I store all kinds of things about cooking, knitting and some surprises in my cupboard. Check it out.

Tag Archives: shawl

 

My WIP this week is a cute hat, knitted top-down, from a free Ravelry pattern – https://www.ravelry.com/patterns/library/isabella-hat

This pattern is a bit different because it is made from the top down. Beginning a hat like this can be a bit fiddly but this one goes together very well.

I finished the project from last week, a shawl called “When in Scotland” – https://www.ravelry.com/patterns/library/when-in-scotland

I had my younger daughter model and think it turned out pretty well.  The true colors are brighter as shown in the first picture.  I added a simple crocheted edging to lengthen it a bit. I wanted to make the shawl about 5 inches longer but ran out of needle space. I’m getting a new 60” long circular needle for my birthday at the end of the month and the next shawl will be the length I want.

This is a nice, easy pattern and makes a very sturdy and warm shawl.

Also finished a scarf and two pair of mittens.


Over the past weekend, I celebrated my 85th birthday.  One of my gifts was a shawl from my younger daughter.  She used a pattern for a Feather and Fan Comfort Shawl by Sarah Bradberry, found on ravelry.com

Her yarn was a Caron Big Cake in the Toffee Brickle color.  As a special treat, she bought a key ring from the Red Cloud Indian School Heritage Center, made by one of the students, and converted it into a shawl pin.

The pin is particularly dear to me because my daughter and I regularly knit for the children of Pine Ridge in South Dakota.

https://www.ravelry.com/groups/for-the-children-of-pine-ridge
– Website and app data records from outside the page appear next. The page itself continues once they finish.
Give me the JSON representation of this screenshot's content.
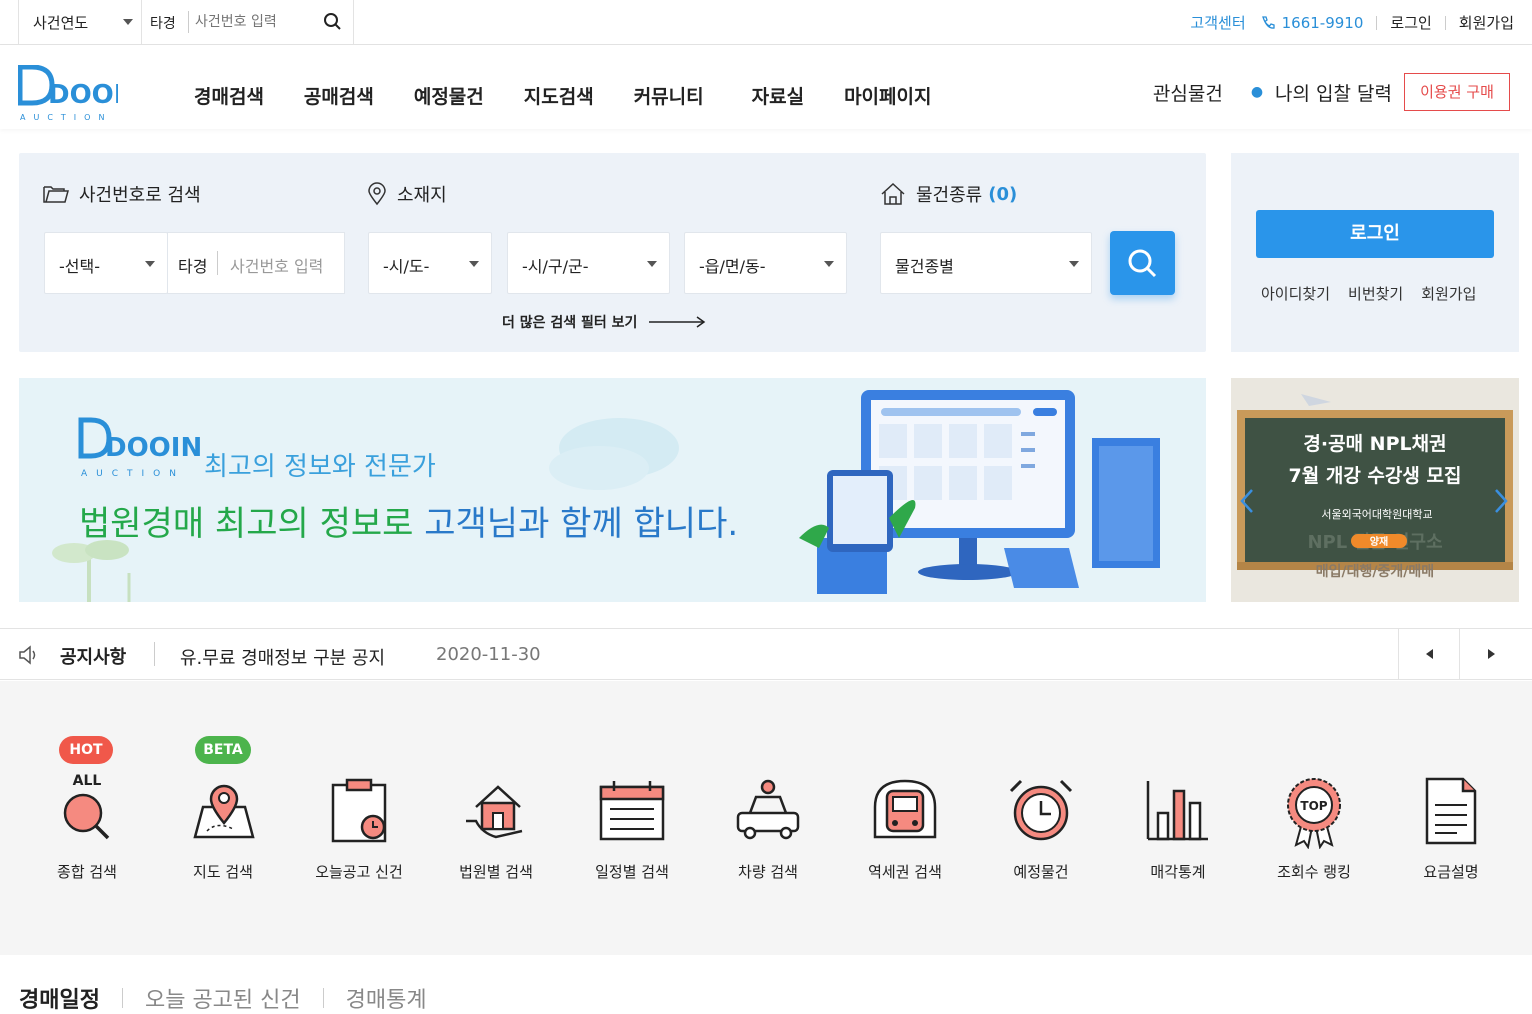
{
  "topbar": {
    "year_select": "사건연도",
    "court_prefix": "타경",
    "case_placeholder": "사건번호 입력",
    "customer_center": "고객센터",
    "phone": "1661-9910",
    "login": "로그인",
    "signup": "회원가입"
  },
  "header": {
    "logo_text": "DOOIN",
    "logo_sub": "AUCTION",
    "nav": [
      "경매검색",
      "공매검색",
      "예정물건",
      "지도검색",
      "커뮤니티",
      "자료실",
      "마이페이지"
    ],
    "watch_items": "관심물건",
    "bid_calendar": "나의 입찰 달력",
    "buy_pass": "이용권 구매"
  },
  "search": {
    "case_title": "사건번호로 검색",
    "location_title": "소재지",
    "type_title": "물건종류",
    "type_count": "(0)",
    "select_label": "-선택-",
    "court_prefix": "타경",
    "case_placeholder": "사건번호 입력",
    "sido": "-시/도-",
    "sigungu": "-시/구/군-",
    "dong": "-읍/면/동-",
    "type_select": "물건종별",
    "more_filters": "더 많은 검색 필터 보기"
  },
  "login_panel": {
    "login_button": "로그인",
    "find_id": "아이디찾기",
    "find_pw": "비번찾기",
    "signup": "회원가입"
  },
  "banner": {
    "logo_text": "DOOIN",
    "logo_sub": "AUCTION",
    "subtitle": "최고의 정보와 전문가",
    "main_1": "법원경매 최고의 정보로 ",
    "main_2": "고객님과 함께 합니다."
  },
  "side_banner": {
    "line1": "경·공매 NPL채권",
    "line2": "7월 개강 수강생 모집",
    "school": "서울외국어대학원대학교",
    "badge": "양재",
    "faint1": "NPL 전문 연구소",
    "faint2": "매입/대행/중개/매매"
  },
  "notice": {
    "label": "공지사항",
    "text": "유.무료 경매정보 구분 공지",
    "date": "2020-11-30"
  },
  "quick_menu": [
    {
      "label": "종합 검색",
      "badge": "HOT",
      "badge_color": "#f0584a",
      "icon": "all-search-icon",
      "sub": "ALL"
    },
    {
      "label": "지도 검색",
      "badge": "BETA",
      "badge_color": "#4cb44c",
      "icon": "map-pin-icon"
    },
    {
      "label": "오늘공고 신건",
      "icon": "clipboard-clock-icon"
    },
    {
      "label": "법원별 검색",
      "icon": "house-hand-icon"
    },
    {
      "label": "일정별 검색",
      "icon": "calendar-icon"
    },
    {
      "label": "차량 검색",
      "icon": "car-icon"
    },
    {
      "label": "역세권 검색",
      "icon": "train-icon"
    },
    {
      "label": "예정물건",
      "icon": "alarm-clock-icon"
    },
    {
      "label": "매각통계",
      "icon": "bar-chart-icon"
    },
    {
      "label": "조회수 랭킹",
      "icon": "top-rank-icon",
      "sub": "TOP"
    },
    {
      "label": "요금설명",
      "icon": "document-icon"
    }
  ],
  "tabs": [
    "경매일정",
    "오늘 공고된 신건",
    "경매통계"
  ],
  "colors": {
    "accent_blue": "#2a95ea",
    "red": "#e54b4b",
    "icon_red": "#f0584a",
    "green": "#24a84a"
  }
}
I’m very happy to have this beautiful addition to the collection of shawls my daughter has made for me.  It’s so nice and warm!


This is a great, easy pattern for 5 basic shawl shapes: Square, Circular, Triangular, Semi-Circular, and Heart-Shaped.  http://www.laylock.org/?s=5+basic+shawl+shapes

Each style begins with casting on three stitches and is worked to a full-sized shawl or stopped at any point for a smaller scarf, which I did. The pattern calls for garter stitch but can be made in any stitch or pattern you choose (be sure to knit 5 stitches on each end of each row to keep edges from curling). The size will depend on what yarn/needles are chosen.

I made a child’s size triangular scarf out of scraps of baby yarn (above) and an adult sized scarf with a vintage button added.

Note that the scarves are worked top-down and the beginning three stitches will form a part of the top of the scarf.

This is a fun project and a good way to use up small amounts of yarn.

Save


On Friday, I pause and remember a single, wordless moment from the past week – inspired by The Warden’s Log.

A hand-knitted Mother’s Day shawl from my youngest daughter

and a scottie pin to hold it together